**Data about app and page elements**
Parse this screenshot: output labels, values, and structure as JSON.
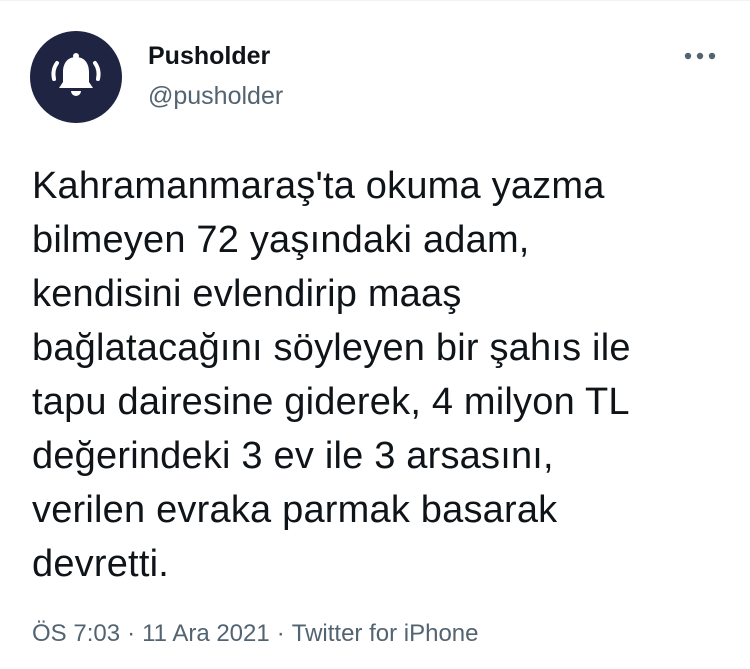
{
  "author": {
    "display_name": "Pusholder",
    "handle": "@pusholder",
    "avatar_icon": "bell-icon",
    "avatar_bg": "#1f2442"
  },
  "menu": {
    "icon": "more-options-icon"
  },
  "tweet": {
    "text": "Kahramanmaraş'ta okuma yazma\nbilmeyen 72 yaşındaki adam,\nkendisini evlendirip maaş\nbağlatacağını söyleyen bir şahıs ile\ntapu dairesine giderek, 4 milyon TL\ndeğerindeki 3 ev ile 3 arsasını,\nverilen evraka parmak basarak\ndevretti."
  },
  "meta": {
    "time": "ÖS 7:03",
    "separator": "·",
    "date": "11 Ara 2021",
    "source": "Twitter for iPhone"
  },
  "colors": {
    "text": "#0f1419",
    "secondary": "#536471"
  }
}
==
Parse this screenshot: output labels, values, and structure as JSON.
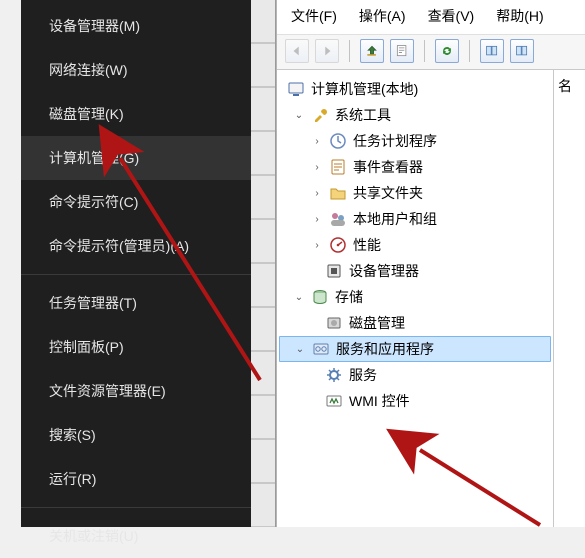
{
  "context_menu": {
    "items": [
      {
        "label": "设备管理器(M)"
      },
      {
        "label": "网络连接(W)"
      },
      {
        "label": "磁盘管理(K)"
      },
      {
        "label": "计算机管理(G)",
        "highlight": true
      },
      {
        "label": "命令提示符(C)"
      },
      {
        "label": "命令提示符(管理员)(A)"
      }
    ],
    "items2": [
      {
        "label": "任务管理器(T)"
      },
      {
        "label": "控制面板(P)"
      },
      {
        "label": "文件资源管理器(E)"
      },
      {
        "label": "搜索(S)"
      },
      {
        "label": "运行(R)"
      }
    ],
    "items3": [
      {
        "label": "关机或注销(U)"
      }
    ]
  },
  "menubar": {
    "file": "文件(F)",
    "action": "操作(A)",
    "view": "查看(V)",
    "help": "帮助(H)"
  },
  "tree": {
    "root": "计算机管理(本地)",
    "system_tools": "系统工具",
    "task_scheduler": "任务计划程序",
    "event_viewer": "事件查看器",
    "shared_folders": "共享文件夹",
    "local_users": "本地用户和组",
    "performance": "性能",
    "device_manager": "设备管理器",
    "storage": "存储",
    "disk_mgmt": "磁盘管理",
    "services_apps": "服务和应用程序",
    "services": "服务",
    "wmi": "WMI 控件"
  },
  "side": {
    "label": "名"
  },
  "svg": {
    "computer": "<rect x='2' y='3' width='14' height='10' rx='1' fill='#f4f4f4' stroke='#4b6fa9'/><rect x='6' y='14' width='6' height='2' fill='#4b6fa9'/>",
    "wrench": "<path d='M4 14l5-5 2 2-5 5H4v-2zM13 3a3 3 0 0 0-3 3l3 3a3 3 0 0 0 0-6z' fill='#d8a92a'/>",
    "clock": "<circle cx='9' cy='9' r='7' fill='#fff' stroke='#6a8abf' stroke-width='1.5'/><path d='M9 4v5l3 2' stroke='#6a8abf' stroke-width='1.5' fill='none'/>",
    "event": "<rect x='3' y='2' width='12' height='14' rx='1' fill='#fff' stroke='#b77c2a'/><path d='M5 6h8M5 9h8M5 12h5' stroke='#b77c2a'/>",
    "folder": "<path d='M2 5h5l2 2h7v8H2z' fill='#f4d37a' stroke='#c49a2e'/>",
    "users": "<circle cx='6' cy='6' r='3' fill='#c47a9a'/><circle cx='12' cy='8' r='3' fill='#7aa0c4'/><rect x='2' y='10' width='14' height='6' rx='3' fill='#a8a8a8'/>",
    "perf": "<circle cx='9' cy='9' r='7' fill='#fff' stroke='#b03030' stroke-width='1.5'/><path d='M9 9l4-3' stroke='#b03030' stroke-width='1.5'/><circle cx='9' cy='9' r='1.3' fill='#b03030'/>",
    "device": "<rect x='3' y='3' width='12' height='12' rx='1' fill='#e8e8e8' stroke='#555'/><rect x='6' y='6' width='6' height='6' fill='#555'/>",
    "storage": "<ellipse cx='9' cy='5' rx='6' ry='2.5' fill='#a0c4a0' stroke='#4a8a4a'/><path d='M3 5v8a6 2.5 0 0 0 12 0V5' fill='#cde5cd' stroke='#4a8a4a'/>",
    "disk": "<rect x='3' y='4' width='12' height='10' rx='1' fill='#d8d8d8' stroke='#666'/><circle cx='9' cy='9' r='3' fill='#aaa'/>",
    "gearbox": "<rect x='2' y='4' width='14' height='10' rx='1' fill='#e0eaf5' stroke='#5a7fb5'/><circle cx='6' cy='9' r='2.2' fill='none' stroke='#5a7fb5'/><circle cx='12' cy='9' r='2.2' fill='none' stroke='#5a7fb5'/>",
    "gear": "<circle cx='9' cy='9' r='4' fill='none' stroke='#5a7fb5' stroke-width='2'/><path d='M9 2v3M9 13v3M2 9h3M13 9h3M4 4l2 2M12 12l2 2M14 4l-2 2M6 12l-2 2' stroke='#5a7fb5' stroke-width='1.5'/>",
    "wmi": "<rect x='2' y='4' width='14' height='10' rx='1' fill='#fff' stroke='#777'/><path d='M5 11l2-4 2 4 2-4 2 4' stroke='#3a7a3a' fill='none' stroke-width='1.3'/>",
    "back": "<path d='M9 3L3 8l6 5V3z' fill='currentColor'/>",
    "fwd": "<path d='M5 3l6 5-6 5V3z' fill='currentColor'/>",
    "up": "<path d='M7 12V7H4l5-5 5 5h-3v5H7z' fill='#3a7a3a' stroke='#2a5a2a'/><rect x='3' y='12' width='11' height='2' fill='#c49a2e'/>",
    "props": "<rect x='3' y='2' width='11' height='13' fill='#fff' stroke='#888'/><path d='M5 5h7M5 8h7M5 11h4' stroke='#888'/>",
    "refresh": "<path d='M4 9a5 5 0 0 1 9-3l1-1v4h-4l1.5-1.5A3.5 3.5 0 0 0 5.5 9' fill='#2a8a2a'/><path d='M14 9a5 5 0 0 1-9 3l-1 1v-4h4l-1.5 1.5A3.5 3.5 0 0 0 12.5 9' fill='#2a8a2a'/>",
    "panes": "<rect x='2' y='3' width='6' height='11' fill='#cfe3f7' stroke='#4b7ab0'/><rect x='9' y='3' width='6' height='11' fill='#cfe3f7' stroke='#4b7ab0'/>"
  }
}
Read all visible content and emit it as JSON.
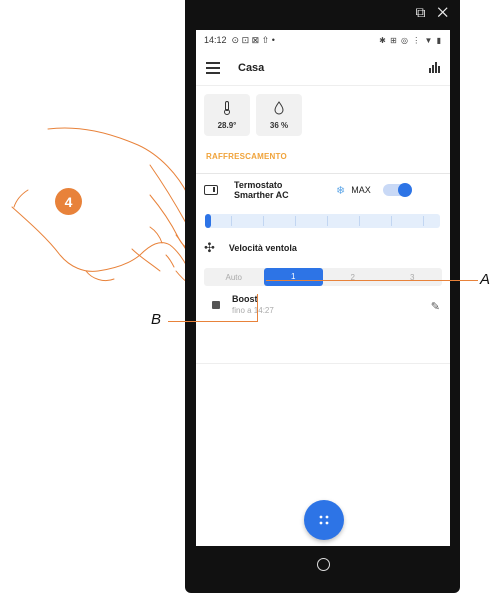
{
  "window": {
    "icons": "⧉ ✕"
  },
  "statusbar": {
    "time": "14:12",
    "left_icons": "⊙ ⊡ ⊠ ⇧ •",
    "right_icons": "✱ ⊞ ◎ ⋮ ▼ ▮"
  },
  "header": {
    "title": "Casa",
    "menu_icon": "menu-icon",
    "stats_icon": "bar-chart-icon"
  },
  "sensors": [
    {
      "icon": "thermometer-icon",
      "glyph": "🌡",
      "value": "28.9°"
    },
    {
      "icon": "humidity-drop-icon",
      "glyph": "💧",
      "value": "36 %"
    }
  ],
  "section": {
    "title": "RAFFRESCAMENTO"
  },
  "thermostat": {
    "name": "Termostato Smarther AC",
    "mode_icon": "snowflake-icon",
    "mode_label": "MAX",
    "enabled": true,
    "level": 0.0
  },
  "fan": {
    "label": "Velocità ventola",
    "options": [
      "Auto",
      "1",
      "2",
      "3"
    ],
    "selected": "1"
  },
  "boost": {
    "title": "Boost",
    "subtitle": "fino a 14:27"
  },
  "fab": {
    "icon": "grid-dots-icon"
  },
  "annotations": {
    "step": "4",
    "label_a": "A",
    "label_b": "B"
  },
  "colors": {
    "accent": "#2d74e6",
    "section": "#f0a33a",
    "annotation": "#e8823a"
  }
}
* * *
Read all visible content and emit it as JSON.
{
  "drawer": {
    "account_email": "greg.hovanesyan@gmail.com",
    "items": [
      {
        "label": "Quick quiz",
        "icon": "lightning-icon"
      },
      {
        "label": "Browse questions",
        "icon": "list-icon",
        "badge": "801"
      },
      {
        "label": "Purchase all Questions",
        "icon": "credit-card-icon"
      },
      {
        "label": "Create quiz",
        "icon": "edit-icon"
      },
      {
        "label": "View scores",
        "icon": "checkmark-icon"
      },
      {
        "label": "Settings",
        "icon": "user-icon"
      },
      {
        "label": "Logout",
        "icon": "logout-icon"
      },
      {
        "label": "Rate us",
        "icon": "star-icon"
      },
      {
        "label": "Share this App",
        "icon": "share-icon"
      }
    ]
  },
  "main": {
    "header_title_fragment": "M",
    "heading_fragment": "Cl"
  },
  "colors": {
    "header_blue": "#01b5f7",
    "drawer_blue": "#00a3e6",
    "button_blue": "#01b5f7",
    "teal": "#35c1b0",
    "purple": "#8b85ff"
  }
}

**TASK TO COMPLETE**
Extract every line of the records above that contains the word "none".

**EXERCISE RESULT**
    "clock": "<circle cx='9' cy='9' r='7' fill='#fff' stroke='#6a8abf' stroke-width='1.5'/><path d='M9 4v5l3 2' stroke='#6a8abf' stroke-width='1.5' fill='none'/>",
    "gearbox": "<rect x='2' y='4' width='14' height='10' rx='1' fill='#e0eaf5' stroke='#5a7fb5'/><circle cx='6' cy='9' r='2.2' fill='none' stroke='#5a7fb5'/><circle cx='12' cy='9' r='2.2' fill='none' stroke='#5a7fb5'/>",
    "gear": "<circle cx='9' cy='9' r='4' fill='none' stroke='#5a7fb5' stroke-width='2'/><path d='M9 2v3M9 13v3M2 9h3M13 9h3M4 4l2 2M12 12l2 2M14 4l-2 2M6 12l-2 2' stroke='#5a7fb5' stroke-width='1.5'/>",
    "wmi": "<rect x='2' y='4' width='14' height='10' rx='1' fill='#fff' stroke='#777'/><path d='M5 11l2-4 2 4 2-4 2 4' stroke='#3a7a3a' fill='none' stroke-width='1.3'/>",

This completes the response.